- TASK OBJECTIVE -
What lines below contain the string "title"? List them all.

- TASK INPUT -
= Beginning of Section =

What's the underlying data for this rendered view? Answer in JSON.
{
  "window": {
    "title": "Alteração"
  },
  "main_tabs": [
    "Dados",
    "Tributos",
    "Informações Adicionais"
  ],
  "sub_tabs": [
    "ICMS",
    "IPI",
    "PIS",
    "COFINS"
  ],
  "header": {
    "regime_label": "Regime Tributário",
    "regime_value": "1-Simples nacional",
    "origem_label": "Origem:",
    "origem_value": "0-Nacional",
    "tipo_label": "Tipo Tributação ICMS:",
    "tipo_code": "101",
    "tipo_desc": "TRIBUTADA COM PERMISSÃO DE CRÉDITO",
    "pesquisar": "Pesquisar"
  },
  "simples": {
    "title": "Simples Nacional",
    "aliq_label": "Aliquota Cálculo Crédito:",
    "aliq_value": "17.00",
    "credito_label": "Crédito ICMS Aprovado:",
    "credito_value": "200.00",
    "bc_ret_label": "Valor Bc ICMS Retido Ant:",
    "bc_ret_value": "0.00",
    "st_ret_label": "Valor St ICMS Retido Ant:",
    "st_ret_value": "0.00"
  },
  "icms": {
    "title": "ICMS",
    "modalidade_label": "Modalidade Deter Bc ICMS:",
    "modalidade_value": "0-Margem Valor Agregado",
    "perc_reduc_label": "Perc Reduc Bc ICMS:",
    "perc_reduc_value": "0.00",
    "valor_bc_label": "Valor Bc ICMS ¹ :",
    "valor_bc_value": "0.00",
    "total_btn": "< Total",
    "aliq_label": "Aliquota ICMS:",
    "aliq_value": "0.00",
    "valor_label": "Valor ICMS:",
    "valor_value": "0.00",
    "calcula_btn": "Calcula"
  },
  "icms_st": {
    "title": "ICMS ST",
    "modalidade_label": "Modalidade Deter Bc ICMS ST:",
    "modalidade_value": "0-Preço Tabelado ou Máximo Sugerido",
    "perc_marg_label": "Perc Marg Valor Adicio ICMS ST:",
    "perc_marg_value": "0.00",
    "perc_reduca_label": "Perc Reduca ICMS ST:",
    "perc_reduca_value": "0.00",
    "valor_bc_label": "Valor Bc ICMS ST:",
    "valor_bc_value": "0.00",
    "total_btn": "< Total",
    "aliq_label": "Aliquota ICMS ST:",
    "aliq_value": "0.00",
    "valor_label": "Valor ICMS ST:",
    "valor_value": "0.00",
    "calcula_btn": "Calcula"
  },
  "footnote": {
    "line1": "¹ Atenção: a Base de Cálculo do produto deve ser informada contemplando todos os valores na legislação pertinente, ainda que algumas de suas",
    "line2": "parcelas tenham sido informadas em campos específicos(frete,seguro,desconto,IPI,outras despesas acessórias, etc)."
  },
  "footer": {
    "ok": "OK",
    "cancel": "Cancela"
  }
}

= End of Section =

- WRITTEN ANSWER -
    "title": "Alteração"
    "title": "Simples Nacional",
    "title": "ICMS",
    "title": "ICMS ST",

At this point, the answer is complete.